**Goal of the exercise**
Reading the data below, count the lines that carry the string "true". Give nothing but the count.

■ ■ ■ ■ ■ ■ ■

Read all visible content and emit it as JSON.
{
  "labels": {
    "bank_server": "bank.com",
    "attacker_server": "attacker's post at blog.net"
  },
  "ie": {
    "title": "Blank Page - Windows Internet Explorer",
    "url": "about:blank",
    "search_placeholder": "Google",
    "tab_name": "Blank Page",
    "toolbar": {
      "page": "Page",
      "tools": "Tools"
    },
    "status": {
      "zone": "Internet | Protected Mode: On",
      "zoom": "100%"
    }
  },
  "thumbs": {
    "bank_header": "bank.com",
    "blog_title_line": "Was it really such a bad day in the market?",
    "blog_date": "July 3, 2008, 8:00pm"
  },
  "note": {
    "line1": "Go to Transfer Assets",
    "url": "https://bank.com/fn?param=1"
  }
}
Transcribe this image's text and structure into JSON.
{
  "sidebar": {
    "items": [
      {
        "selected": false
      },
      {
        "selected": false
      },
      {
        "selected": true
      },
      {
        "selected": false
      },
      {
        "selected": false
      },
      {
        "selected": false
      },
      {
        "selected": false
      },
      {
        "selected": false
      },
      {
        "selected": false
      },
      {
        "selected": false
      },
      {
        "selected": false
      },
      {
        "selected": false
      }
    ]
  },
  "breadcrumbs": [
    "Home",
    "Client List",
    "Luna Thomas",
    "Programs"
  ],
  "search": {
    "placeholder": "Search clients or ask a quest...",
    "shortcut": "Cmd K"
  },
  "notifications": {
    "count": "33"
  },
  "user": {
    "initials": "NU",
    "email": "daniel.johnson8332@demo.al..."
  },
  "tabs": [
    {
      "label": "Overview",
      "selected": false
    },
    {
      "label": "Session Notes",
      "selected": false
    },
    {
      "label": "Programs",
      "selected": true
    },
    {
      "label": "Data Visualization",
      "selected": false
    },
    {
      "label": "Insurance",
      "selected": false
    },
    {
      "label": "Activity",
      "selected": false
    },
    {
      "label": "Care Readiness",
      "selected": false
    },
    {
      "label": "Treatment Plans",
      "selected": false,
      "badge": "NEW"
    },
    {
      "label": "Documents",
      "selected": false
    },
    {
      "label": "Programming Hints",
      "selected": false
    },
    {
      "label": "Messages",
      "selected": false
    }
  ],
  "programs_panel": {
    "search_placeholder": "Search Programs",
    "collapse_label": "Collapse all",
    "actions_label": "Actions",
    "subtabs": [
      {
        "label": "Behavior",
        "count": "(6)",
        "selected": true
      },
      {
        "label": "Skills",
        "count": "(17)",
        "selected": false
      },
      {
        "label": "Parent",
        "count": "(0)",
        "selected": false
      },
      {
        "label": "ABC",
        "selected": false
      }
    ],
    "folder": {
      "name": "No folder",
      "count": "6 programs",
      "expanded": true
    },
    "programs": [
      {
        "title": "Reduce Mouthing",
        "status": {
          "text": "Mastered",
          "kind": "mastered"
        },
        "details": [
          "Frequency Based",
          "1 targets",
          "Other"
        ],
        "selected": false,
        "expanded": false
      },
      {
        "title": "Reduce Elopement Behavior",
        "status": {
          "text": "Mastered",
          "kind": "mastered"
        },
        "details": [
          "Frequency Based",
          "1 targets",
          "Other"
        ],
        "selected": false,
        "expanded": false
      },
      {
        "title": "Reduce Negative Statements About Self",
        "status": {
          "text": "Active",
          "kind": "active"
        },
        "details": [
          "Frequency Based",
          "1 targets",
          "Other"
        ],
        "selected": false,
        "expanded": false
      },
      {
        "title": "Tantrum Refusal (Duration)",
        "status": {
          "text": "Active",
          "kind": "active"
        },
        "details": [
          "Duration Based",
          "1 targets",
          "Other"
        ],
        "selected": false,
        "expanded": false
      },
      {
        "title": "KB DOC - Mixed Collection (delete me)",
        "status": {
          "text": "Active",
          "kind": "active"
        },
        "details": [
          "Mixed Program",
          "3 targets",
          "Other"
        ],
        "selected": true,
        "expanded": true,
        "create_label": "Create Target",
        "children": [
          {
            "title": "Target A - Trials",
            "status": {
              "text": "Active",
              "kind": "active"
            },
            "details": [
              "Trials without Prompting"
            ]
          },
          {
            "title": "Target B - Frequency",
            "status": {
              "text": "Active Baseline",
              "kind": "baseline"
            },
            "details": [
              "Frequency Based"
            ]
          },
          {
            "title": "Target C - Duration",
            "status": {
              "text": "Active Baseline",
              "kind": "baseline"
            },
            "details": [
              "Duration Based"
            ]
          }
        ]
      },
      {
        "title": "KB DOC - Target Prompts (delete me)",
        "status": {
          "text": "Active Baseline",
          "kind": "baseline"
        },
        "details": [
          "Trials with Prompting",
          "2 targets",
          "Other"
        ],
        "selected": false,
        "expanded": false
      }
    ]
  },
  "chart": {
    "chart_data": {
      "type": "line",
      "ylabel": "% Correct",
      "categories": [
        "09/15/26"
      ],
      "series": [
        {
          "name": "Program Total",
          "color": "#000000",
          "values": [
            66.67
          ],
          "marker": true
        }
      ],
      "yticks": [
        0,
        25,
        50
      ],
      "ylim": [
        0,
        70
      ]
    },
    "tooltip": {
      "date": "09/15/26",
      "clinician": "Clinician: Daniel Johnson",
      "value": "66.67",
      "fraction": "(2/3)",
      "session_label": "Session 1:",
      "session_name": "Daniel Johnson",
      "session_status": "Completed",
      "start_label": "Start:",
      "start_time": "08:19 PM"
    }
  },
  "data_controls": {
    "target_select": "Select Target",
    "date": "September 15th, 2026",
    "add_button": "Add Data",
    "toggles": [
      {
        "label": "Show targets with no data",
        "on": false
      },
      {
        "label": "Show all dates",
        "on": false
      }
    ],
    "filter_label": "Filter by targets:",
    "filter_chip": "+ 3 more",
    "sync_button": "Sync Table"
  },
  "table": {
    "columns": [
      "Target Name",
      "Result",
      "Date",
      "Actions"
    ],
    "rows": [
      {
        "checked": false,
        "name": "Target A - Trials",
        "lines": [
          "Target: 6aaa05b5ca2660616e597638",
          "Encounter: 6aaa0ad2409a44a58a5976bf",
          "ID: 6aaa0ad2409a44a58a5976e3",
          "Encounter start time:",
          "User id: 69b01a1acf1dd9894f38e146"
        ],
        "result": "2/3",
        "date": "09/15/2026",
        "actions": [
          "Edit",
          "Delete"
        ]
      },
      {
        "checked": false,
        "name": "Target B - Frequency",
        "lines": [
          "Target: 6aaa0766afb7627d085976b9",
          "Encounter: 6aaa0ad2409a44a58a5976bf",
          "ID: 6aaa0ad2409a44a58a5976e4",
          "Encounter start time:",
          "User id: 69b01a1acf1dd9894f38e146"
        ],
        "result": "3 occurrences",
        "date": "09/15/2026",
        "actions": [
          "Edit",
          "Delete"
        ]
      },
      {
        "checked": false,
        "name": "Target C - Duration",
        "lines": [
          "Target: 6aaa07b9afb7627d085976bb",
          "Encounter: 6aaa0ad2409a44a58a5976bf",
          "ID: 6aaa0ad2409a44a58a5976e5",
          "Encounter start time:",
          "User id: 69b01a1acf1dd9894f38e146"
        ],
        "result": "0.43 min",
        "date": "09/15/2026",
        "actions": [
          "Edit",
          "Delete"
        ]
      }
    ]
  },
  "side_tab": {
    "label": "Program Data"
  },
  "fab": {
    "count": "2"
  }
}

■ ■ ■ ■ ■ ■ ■

**Finished exercise**
7